• _Task goal_
Please reproduce the data exactly, excluding any pictures it contains.

(Data about app and page elements)
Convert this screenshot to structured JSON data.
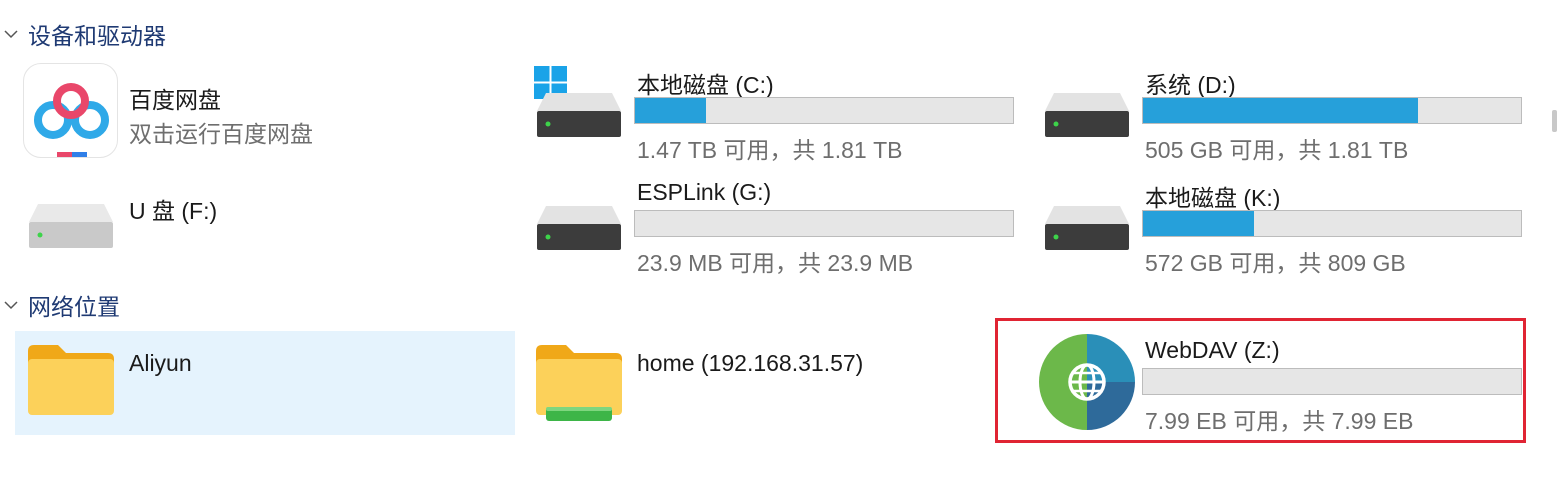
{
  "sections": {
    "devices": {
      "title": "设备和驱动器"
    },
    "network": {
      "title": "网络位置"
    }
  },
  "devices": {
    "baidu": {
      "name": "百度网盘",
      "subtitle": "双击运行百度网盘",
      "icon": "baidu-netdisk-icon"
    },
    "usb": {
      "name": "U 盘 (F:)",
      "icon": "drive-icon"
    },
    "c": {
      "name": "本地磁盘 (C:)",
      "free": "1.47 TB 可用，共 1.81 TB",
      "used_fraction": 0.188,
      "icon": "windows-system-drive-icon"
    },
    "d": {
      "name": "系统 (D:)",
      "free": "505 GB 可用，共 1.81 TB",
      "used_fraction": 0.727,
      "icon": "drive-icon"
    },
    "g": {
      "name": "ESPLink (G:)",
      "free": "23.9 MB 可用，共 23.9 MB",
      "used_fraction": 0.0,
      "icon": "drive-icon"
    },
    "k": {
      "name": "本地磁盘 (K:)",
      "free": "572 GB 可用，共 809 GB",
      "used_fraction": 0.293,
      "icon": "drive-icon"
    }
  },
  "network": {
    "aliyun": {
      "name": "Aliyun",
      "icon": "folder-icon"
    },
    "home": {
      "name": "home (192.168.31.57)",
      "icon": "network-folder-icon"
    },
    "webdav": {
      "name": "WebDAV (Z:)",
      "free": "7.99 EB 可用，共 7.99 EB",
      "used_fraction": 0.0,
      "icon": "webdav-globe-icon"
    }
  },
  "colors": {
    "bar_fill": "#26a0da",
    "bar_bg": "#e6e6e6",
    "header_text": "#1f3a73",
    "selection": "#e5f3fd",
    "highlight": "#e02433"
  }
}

• _Finished task_
Convert this screenshot to structured JSON data.
{
  "sections": {
    "devices": {
      "title": "设备和驱动器"
    },
    "network": {
      "title": "网络位置"
    }
  },
  "devices": {
    "baidu": {
      "name": "百度网盘",
      "subtitle": "双击运行百度网盘",
      "icon": "baidu-netdisk-icon"
    },
    "usb": {
      "name": "U 盘 (F:)",
      "icon": "drive-icon"
    },
    "c": {
      "name": "本地磁盘 (C:)",
      "free": "1.47 TB 可用，共 1.81 TB",
      "used_fraction": 0.188,
      "icon": "windows-system-drive-icon"
    },
    "d": {
      "name": "系统 (D:)",
      "free": "505 GB 可用，共 1.81 TB",
      "used_fraction": 0.727,
      "icon": "drive-icon"
    },
    "g": {
      "name": "ESPLink (G:)",
      "free": "23.9 MB 可用，共 23.9 MB",
      "used_fraction": 0.0,
      "icon": "drive-icon"
    },
    "k": {
      "name": "本地磁盘 (K:)",
      "free": "572 GB 可用，共 809 GB",
      "used_fraction": 0.293,
      "icon": "drive-icon"
    }
  },
  "network": {
    "aliyun": {
      "name": "Aliyun",
      "icon": "folder-icon"
    },
    "home": {
      "name": "home (192.168.31.57)",
      "icon": "network-folder-icon"
    },
    "webdav": {
      "name": "WebDAV (Z:)",
      "free": "7.99 EB 可用，共 7.99 EB",
      "used_fraction": 0.0,
      "icon": "webdav-globe-icon"
    }
  },
  "colors": {
    "bar_fill": "#26a0da",
    "bar_bg": "#e6e6e6",
    "header_text": "#1f3a73",
    "selection": "#e5f3fd",
    "highlight": "#e02433"
  }
}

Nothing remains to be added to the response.